Twenty-five thousand souls. Wikipedia: "In 1884, a short-lived town called Ashley was founded where Kalispell is today. Three years later nearby Demersville was founded. Demersville quickly grew to be the largest town in the area, but when the Great Northern Railroad bypassed the town it was abandoned just as quickly, with people moving the short distance to the new town of Kalispell."

I wonder if there's anything left. . . nope. Just a road with that name. Well, let's visit the winner, and still champeen.

Yes, a giant appeared with a massive scythe, and took off the tops of the building with one mighty swing. Locals still call that day “The Haircut.”

It pains me to say it, as I usually love this style of building, but this does shade into OUMB territory. The sign is partly to blame. But the building itself is off. It is lacking. The stone color for the entrance is wrong. The way the marble fits together is a bit unnerving.

Just my opinion, of course.

Buckaroo’d within an inch of its life, this one; it seems almost punitive and vengeful.

You have to love the balcony with the horse, because why not.

  Ah: the old Opry House, where nary an opera was ever performed.

A li’l bit of the ol’ American Fascist architecture here, except of course it wasn’t really fascist. Even those guys had a trace of historical reference.

Not to say I don’t like it. I love it.

Every mountain town in the 60s and 70s had a freethinker who believed he had new important ideas about architecture.


Yes, that’s what it is.

The absence of small windows tells you that it had a shared-bathroom arrangement. Or so I suspect.

And here, class, we see failures on multiple levels. On all possible levels.

The sign is a mess, poorly spaced, inept. The stone is meant to evoke . . . what? Some ancient grotto? If so, they didn’t have circular windows like that.

The whole facade looks if you could pry it off with a crowbar.

On the building next door, a bit of off-the-shelf ornamentation that serves no function, but it’s one of those gifts to the street developers felt honor-bound to include. If it fit the budget.


Well, that’s an interesting tableau. I did not notice the thing climbing up the front of the facade when I snapped this. I was concentrating on the Hi-Power sign, still vivid after all these years, and the small chameleon building that has adopted the gas sign’s color.

Now I notice the absurd braziers on top, which have survived for over a century. What did they make those things out of?


We usually get one Wow! per week, and this might be it. The pressed-tin facade - if that’s what it is, could be brick - looks like someone selected the brick pattern in MS Paint and used the bucket tool.

Nice details, lovingly accented. A bit fussy, but they liked that.

Meanwhile, over on Planet OUMB:

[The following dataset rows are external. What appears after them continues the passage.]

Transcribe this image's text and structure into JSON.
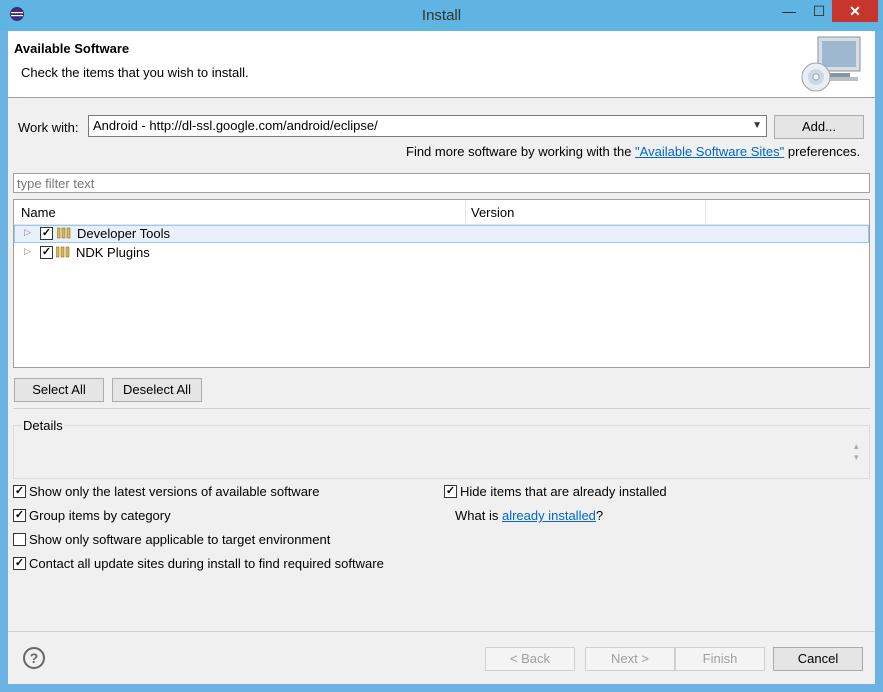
{
  "window": {
    "title": "Install",
    "min": "—",
    "max": "☐",
    "close": "✕"
  },
  "header": {
    "title": "Available Software",
    "description": "Check the items that you wish to install."
  },
  "work_with": {
    "label": "Work with:",
    "value": "Android - http://dl-ssl.google.com/android/eclipse/",
    "add_label": "Add..."
  },
  "find_more": {
    "prefix": "Find more software by working with the ",
    "link": "\"Available Software Sites\"",
    "suffix": " preferences."
  },
  "filter": {
    "placeholder": "type filter text"
  },
  "tree": {
    "columns": [
      "Name",
      "Version"
    ],
    "rows": [
      {
        "label": "Developer Tools",
        "checked": true,
        "selected": true
      },
      {
        "label": "NDK Plugins",
        "checked": true,
        "selected": false
      }
    ]
  },
  "buttons": {
    "select_all": "Select All",
    "deselect_all": "Deselect All"
  },
  "details": {
    "label": "Details"
  },
  "options": {
    "latest_versions": "Show only the latest versions of available software",
    "group_by_category": "Group items by category",
    "applicable_only": "Show only software applicable to target environment",
    "contact_all": "Contact all update sites during install to find required software",
    "hide_installed": "Hide items that are already installed",
    "what_is_prefix": "What is ",
    "what_is_link": "already installed",
    "what_is_suffix": "?"
  },
  "footer": {
    "help": "?",
    "back": "< Back",
    "next": "Next >",
    "finish": "Finish",
    "cancel": "Cancel"
  },
  "colors": {
    "accent": "#60b4e2",
    "close": "#c7362d",
    "link": "#0066cc"
  }
}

There’s “streamlined” and “stripped down” and then there’s just cheap.

Closed when the management opened a 14-screen theater on the edge of town. Now a church. I’d love to see the interior, but no shots seem available online.


That’s adorable. You may ask: why is this nice, but the Obligatory Ugly Modern Bank above not? Don’t they both have jutting things? Yes. But this has a lighter touch and a California-50s vibe in the front. The other is just Logan’s Run crap.

Oh dear

Your bank should not look like a Cubist version of a frame from “Mutual of Omaha” where the long insect attempts to devour the stout bug prey.

This is breathtaking. Sad, but amazing - what is this doing here?

Unicorn crests? A king’s crown?

It had to be a jewelry store.

Rather idiosyncratic take. Unique arches. Brick does most of the work here, but the stone accents add interest.

Ah, of course.


I know this ad. Can you say the slogan?

Good for you!

Another testament to Kalispell prosperity. Upon researching the city a bit more to see about the Strand, I landed on this site. It says that this was commissioned for Monkey Ward. No definite store style for that chain.

I also learned that the facade I said was pressed tin is, in fact, pressed tin. And I saw a few buildings I’d missed.

Like this one:

Hmm, don’t think that marquee is original.

Or good.

Finally: never mind the Wow, we have a Holy Jeezum Crow:

Original purpose?

City Garage.